• _Problem_
Report all lines in the records that hold the string "JSON".
===============
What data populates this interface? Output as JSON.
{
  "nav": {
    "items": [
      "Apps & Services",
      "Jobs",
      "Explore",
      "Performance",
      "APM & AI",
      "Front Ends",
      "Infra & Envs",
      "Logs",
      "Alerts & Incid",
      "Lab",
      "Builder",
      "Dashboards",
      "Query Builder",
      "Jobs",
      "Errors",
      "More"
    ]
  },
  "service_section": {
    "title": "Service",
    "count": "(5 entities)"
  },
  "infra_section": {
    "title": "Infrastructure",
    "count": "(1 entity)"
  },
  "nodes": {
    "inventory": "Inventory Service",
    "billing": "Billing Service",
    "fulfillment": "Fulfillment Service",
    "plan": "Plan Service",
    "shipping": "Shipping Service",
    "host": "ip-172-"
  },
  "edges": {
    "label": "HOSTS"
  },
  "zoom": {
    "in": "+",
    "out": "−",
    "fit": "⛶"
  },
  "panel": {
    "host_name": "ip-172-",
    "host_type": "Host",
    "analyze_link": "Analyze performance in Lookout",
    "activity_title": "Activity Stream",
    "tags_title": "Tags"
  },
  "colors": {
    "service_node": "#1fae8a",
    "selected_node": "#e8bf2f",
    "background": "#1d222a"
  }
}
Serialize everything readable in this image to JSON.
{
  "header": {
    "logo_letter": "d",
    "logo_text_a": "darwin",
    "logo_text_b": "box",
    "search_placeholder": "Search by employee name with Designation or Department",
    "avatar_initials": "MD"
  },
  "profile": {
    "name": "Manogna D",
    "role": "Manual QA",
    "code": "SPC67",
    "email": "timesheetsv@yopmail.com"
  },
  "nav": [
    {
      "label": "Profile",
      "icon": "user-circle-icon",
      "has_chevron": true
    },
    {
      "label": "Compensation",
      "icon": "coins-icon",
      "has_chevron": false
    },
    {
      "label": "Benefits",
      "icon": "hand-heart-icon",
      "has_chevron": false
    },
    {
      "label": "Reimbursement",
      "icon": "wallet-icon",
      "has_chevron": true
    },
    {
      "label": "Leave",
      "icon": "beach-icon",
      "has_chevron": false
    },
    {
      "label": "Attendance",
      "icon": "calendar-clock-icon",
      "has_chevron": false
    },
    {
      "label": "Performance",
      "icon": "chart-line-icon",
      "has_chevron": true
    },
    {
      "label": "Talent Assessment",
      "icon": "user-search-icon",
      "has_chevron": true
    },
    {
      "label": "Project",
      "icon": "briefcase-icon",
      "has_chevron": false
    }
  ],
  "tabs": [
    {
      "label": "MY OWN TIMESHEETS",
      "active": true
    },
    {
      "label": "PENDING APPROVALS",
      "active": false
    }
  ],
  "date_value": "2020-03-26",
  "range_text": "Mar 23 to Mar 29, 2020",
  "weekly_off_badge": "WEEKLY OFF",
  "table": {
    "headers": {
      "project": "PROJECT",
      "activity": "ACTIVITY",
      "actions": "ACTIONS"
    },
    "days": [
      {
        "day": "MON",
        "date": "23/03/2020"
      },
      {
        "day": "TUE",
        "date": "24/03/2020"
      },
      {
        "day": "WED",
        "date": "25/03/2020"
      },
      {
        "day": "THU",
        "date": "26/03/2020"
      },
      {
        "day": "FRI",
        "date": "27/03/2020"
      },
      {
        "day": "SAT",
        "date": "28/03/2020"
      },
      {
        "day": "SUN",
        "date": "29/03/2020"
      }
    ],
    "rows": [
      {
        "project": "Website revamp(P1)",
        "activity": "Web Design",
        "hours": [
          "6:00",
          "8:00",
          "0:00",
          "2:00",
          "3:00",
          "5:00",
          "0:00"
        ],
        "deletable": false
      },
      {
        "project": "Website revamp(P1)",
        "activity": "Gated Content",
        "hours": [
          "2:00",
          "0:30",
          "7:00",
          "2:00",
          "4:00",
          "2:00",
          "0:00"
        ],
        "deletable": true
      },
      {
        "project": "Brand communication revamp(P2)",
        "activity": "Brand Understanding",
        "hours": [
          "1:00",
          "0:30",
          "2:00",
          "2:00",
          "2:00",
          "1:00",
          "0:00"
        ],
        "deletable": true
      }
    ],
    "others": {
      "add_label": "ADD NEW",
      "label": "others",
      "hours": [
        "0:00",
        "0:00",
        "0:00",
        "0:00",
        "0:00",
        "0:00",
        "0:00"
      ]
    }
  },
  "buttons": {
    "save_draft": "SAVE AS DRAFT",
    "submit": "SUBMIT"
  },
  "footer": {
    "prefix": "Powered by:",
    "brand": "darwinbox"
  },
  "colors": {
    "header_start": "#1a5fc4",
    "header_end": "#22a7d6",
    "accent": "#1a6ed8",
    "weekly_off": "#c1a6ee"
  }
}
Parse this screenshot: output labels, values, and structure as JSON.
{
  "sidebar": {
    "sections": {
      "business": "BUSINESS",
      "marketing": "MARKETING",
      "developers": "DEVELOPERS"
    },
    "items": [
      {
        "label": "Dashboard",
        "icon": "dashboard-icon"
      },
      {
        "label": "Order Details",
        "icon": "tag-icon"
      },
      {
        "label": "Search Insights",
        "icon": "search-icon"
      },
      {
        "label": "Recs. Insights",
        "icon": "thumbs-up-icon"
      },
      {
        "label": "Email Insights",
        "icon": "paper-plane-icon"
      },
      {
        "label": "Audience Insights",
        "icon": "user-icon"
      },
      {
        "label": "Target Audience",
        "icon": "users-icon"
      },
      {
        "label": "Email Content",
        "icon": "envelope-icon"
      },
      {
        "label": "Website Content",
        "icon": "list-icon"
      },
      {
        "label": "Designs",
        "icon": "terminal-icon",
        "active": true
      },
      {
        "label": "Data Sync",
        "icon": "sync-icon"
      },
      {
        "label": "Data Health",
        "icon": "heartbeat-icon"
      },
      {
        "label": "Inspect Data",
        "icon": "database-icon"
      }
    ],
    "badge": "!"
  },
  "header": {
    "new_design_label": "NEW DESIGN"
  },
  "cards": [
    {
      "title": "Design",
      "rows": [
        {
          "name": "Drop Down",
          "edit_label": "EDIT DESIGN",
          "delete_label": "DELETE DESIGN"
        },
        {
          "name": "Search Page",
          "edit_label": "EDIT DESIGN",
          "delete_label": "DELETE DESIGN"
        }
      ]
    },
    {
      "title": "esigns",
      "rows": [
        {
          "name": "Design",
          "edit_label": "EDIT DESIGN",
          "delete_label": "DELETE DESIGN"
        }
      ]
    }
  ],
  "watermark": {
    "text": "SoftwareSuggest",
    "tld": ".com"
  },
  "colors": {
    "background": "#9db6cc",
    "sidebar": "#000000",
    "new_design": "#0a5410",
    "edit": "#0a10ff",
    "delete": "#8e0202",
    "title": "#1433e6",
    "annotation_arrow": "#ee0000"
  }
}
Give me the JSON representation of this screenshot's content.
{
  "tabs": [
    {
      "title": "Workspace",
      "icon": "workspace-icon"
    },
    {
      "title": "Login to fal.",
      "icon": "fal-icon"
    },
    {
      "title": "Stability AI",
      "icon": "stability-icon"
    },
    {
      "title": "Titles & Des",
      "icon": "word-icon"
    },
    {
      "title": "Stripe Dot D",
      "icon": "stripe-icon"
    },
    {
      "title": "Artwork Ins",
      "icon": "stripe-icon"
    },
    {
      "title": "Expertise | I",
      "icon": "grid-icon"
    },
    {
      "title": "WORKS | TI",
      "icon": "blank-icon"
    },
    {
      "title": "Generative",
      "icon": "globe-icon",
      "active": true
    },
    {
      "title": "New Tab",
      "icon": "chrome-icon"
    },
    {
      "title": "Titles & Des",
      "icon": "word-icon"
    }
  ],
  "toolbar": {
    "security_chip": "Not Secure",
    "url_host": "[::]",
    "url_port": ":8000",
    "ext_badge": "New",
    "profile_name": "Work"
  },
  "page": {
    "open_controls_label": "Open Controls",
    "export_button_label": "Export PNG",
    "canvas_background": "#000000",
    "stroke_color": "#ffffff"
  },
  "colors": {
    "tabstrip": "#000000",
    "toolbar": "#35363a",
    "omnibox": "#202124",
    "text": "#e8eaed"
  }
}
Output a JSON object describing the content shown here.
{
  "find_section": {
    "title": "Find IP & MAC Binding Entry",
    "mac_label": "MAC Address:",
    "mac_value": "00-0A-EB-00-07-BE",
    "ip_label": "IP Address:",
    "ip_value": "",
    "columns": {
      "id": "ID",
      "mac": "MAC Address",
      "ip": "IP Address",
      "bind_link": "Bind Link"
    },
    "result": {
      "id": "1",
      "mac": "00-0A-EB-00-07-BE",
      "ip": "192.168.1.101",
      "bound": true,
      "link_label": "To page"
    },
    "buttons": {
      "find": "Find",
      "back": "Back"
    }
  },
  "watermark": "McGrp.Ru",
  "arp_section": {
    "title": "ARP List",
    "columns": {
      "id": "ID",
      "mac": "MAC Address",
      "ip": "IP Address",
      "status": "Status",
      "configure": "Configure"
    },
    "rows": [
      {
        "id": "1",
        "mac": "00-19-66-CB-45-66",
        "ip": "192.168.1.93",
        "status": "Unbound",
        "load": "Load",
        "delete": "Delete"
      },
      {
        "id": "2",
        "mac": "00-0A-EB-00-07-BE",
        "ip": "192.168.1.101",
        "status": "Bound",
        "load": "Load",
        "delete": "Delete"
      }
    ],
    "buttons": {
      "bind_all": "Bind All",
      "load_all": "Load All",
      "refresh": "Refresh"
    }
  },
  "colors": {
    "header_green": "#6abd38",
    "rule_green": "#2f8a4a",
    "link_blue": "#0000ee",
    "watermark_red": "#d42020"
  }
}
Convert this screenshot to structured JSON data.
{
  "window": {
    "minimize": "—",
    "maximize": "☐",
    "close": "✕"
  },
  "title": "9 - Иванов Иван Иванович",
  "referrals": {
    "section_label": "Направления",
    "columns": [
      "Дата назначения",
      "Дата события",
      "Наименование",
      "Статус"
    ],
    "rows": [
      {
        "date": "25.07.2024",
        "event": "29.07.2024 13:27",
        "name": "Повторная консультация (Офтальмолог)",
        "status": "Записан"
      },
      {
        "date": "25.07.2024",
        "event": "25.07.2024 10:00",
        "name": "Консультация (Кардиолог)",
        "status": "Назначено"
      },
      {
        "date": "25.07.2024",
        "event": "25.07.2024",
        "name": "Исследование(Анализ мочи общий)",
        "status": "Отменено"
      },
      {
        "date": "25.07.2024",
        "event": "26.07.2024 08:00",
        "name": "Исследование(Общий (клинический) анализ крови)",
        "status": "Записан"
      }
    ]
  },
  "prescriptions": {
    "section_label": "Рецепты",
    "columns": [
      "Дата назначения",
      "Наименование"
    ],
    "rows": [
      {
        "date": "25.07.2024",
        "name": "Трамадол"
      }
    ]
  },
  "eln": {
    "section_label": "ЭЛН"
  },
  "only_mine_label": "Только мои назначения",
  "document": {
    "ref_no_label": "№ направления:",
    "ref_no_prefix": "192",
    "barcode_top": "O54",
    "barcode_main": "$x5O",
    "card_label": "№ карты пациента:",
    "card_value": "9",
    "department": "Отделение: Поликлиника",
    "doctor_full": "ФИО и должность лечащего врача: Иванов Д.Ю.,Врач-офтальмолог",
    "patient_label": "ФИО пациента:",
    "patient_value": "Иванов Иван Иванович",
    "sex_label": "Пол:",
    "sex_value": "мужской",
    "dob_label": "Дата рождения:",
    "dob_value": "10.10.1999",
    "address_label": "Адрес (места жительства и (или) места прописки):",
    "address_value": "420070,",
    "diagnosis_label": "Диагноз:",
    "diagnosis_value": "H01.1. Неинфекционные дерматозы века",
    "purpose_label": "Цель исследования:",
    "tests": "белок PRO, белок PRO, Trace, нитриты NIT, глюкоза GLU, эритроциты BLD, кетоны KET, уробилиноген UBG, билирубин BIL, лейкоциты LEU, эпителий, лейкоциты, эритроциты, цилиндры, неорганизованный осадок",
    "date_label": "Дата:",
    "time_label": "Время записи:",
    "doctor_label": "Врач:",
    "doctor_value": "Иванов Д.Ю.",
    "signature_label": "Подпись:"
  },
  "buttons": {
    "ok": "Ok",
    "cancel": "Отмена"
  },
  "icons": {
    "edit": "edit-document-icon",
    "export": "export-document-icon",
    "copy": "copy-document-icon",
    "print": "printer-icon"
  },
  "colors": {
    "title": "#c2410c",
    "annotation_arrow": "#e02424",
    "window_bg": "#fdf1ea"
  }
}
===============
• _Answer section_
What data populates this interface? Output as JSON.
Serialize everything readable in this image to JSON.
Parse this screenshot: output labels, values, and structure as JSON.
Give me the JSON representation of this screenshot's content.
Output a JSON object describing the content shown here.
Convert this screenshot to structured JSON data.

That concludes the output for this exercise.